:: Action item ::
Take the entries below and give them back exactly. Leave out nothing.

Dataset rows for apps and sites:
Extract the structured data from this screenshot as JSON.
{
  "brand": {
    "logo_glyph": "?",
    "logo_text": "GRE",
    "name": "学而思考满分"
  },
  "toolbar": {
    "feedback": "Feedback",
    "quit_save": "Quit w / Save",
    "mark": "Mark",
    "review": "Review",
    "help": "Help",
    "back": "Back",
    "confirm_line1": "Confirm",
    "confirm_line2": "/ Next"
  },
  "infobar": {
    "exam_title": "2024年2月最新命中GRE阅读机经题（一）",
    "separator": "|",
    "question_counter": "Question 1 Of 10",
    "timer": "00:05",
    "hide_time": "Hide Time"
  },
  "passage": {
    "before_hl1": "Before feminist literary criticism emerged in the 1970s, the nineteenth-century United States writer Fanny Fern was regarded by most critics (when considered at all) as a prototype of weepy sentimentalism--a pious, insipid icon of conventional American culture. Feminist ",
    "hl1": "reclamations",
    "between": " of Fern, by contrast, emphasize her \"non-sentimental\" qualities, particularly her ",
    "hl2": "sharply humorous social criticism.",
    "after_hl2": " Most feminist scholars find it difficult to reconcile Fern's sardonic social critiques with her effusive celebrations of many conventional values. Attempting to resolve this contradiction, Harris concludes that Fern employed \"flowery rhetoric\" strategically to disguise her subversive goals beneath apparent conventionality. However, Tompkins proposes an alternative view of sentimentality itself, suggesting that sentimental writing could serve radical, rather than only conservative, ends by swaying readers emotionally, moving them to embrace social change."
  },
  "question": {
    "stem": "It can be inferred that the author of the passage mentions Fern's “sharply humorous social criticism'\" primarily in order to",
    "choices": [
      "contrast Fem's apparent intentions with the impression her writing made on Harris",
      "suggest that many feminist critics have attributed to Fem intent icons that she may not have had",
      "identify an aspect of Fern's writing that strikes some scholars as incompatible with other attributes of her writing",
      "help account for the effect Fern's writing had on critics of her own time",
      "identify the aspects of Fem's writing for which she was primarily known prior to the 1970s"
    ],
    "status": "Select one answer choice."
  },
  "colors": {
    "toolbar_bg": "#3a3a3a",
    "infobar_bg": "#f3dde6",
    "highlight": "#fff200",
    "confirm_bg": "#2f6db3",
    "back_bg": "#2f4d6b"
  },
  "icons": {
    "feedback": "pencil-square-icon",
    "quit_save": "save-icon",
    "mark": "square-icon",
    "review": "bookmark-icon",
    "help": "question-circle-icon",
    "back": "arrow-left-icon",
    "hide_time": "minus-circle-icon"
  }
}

:: Task answer ::
Extract the structured data from this screenshot as JSON.
{
  "brand": {
    "logo_glyph": "?",
    "logo_text": "GRE",
    "name": "学而思考满分"
  },
  "toolbar": {
    "feedback": "Feedback",
    "quit_save": "Quit w / Save",
    "mark": "Mark",
    "review": "Review",
    "help": "Help",
    "back": "Back",
    "confirm_line1": "Confirm",
    "confirm_line2": "/ Next"
  },
  "infobar": {
    "exam_title": "2024年2月最新命中GRE阅读机经题（一）",
    "separator": "|",
    "question_counter": "Question 1 Of 10",
    "timer": "00:05",
    "hide_time": "Hide Time"
  },
  "passage": {
    "before_hl1": "Before feminist literary criticism emerged in the 1970s, the nineteenth-century United States writer Fanny Fern was regarded by most critics (when considered at all) as a prototype of weepy sentimentalism--a pious, insipid icon of conventional American culture. Feminist ",
    "hl1": "reclamations",
    "between": " of Fern, by contrast, emphasize her \"non-sentimental\" qualities, particularly her ",
    "hl2": "sharply humorous social criticism.",
    "after_hl2": " Most feminist scholars find it difficult to reconcile Fern's sardonic social critiques with her effusive celebrations of many conventional values. Attempting to resolve this contradiction, Harris concludes that Fern employed \"flowery rhetoric\" strategically to disguise her subversive goals beneath apparent conventionality. However, Tompkins proposes an alternative view of sentimentality itself, suggesting that sentimental writing could serve radical, rather than only conservative, ends by swaying readers emotionally, moving them to embrace social change."
  },
  "question": {
    "stem": "It can be inferred that the author of the passage mentions Fern's “sharply humorous social criticism'\" primarily in order to",
    "choices": [
      "contrast Fem's apparent intentions with the impression her writing made on Harris",
      "suggest that many feminist critics have attributed to Fem intent icons that she may not have had",
      "identify an aspect of Fern's writing that strikes some scholars as incompatible with other attributes of her writing",
      "help account for the effect Fern's writing had on critics of her own time",
      "identify the aspects of Fem's writing for which she was primarily known prior to the 1970s"
    ],
    "status": "Select one answer choice."
  },
  "colors": {
    "toolbar_bg": "#3a3a3a",
    "infobar_bg": "#f3dde6",
    "highlight": "#fff200",
    "confirm_bg": "#2f6db3",
    "back_bg": "#2f4d6b"
  },
  "icons": {
    "feedback": "pencil-square-icon",
    "quit_save": "save-icon",
    "mark": "square-icon",
    "review": "bookmark-icon",
    "help": "question-circle-icon",
    "back": "arrow-left-icon",
    "hide_time": "minus-circle-icon"
  }
}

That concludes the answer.